Stack Overflow is a community of 4.7 million programmers, just like you, helping each other.

Join them; it only takes a minute:

Sign up
Join the Stack Overflow community to:
  1. Ask programming questions
  2. Answer and help your peers
  3. Get recognized for your expertise

I have a question on a MVC4 (beta) issue I have been struggling with for some time now. The issue is that I want to create a json with the object name added for my webapi. The json has to be created this was as the receiving side needs this. My .NET/MVC knowledge is limited so please bear with me. I tried searching on the subject, but as MVC4 is still in beta it's difficult to find good info on this subject.

I have already imported the JSON.NET formatter in my solution, but this does not add the Object name

The json that is now created in MVC4:

[{"ID":36,"Name":"Test3","Description":"Description Test3"},{"ID": 37,"Name": "Test4","Description": "Description Test4"}]

And I would like the json to look like this:

{"Goal":[{"ID":36,"Name":"Test3","Description":"Description Test3"},{"ID": 37,"Name": "Test4","Description": "Description Test4"}]}

So I like the object name (Goal) to be included in the json.

The code in my api controller I am using for this is:

    StoreDBContext db = new StoreDBContext();

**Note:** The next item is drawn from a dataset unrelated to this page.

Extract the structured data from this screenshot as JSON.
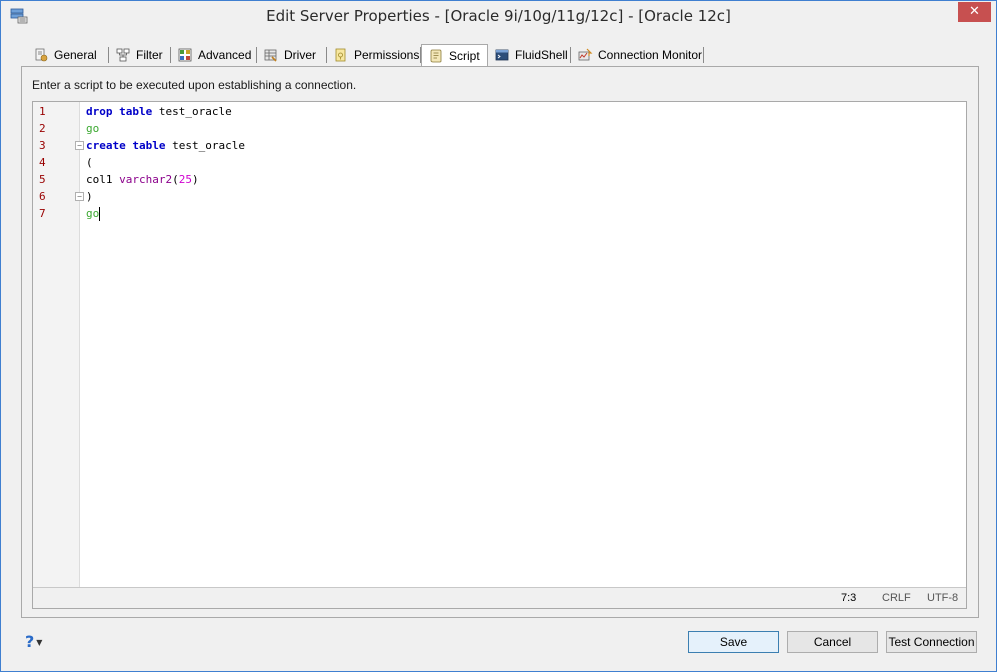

    // GET /api/goals
    public IQueryable<Goals> Get()
        return db.Goals;

I assume I need to loop through somewhere to add the object name, but I am not sure how... Hopefully someone can help me out with this!

share|improve this question
That's not valid JSON. – SLaks Apr 6 '12 at 12:41
I have edited my post. You were right the json was not valid. Now it is (validated through I meant it to be this way. – Hugo Apr 7 '12 at 7:19
Please Give answer of my question [enter link description here][1] [1]:… – Muhammad Saim Jul 10 '15 at 7:46
up vote 3 down vote accepted

Return something like this:

new { Goal = db.Goals().AsEnumerable().ToList() }

You can use an anonymous object to add properties and stuff that aren't in the object.

You can also write custom converters for JSON.NET if you want it to deserialize properly, but if you don't care about deserialization of the output, the above solution will work.

share|improve this answer
Thanks for the reply! For the moment I don't really care about deserialization so this solution should be sufficient. But the db object (StoreDBContext) does not seem to have the Get method implemented. However I do get the following error when trying to return the above command: 'StoreDBContext' does not contain a definition for 'Get' and no extension method 'Get' accepting a first argument of type 'StoreDBContext' could be found (are you missing a using directive or an assembly reference? Am I missing something here? – Hugo Apr 7 '12 at 7:32
@Hugo sorry I misread your code sample, updated my code. – Paul Tyng Apr 7 '12 at 12:43
Thank you for the update, but now I get the following error: "Cannot implicitly convert type 'System.Collections.Generic.IEnumerable<AnonymousType#1>' to 'System.Linq.IQueryable<GoalsApi.Models.Goals>'. An explicit conversion exists (are you missing a cast?) I tried messing around with the code but cannot get it to work... – Hugo Apr 8 '12 at 7:24
Change the return type to object on the web api action. – Paul Tyng Apr 8 '12 at 11:14
Thanks this works now, only thing is I get an Goal per record. I want it to be the header. My example might not be clear, as I have only one record there. I have updated the sample json in my question. – Hugo Apr 8 '12 at 17:05

Your Answer


By posting your answer, you agree to the privacy policy and terms of service.

Not the answer you're looking for? Browse other questions tagged or ask your own question.